> **PROBLEM DETAILS**:
Show all lines from the material that carry the word "chevron".

> **SUPPLIED RECORDS**:
******************************

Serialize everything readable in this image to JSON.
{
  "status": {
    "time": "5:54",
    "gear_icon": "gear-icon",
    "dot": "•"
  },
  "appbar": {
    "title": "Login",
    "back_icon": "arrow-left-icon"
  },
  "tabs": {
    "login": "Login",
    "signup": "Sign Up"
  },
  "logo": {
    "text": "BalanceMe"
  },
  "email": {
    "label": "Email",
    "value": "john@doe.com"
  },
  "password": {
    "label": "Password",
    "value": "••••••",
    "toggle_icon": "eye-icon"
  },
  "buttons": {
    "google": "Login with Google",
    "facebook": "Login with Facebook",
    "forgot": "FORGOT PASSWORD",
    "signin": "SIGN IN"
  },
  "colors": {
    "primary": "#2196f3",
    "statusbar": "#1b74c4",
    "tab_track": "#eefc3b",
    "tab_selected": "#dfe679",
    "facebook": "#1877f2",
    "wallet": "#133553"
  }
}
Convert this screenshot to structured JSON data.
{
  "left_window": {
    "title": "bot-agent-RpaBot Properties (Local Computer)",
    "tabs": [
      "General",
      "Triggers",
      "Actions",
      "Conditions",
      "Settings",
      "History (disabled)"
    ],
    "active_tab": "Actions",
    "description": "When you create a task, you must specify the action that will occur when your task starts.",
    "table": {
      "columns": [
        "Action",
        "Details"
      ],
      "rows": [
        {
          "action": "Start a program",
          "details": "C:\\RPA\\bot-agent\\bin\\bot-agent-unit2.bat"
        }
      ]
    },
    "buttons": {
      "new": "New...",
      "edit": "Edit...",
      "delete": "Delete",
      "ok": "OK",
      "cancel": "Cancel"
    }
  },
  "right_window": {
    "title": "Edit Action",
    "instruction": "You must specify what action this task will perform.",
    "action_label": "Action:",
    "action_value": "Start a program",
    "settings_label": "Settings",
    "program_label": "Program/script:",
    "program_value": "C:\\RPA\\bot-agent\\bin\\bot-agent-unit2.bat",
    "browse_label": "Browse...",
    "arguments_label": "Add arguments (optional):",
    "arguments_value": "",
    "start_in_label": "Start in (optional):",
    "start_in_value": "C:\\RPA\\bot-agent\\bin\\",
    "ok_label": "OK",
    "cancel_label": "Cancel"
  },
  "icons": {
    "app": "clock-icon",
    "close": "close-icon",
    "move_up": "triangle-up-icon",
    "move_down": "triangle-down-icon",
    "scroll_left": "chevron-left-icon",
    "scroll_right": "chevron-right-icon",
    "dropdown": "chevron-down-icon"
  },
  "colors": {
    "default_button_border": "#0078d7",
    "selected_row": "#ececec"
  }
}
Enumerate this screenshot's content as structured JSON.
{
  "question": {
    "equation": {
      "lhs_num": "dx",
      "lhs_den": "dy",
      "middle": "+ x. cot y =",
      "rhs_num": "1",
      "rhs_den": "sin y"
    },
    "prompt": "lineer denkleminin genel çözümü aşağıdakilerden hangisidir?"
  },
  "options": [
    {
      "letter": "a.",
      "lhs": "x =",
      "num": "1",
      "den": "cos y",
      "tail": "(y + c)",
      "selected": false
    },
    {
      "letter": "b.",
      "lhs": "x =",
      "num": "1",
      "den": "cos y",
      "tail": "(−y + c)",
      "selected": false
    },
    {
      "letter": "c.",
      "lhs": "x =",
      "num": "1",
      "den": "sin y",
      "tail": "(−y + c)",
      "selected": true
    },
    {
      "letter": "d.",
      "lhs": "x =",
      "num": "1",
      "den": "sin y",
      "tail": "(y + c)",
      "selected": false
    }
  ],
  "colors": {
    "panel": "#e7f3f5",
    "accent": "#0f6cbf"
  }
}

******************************

> **SOLUTION**:
    "scroll_left": "chevron-left-icon",
    "scroll_right": "chevron-right-icon",
    "dropdown": "chevron-down-icon"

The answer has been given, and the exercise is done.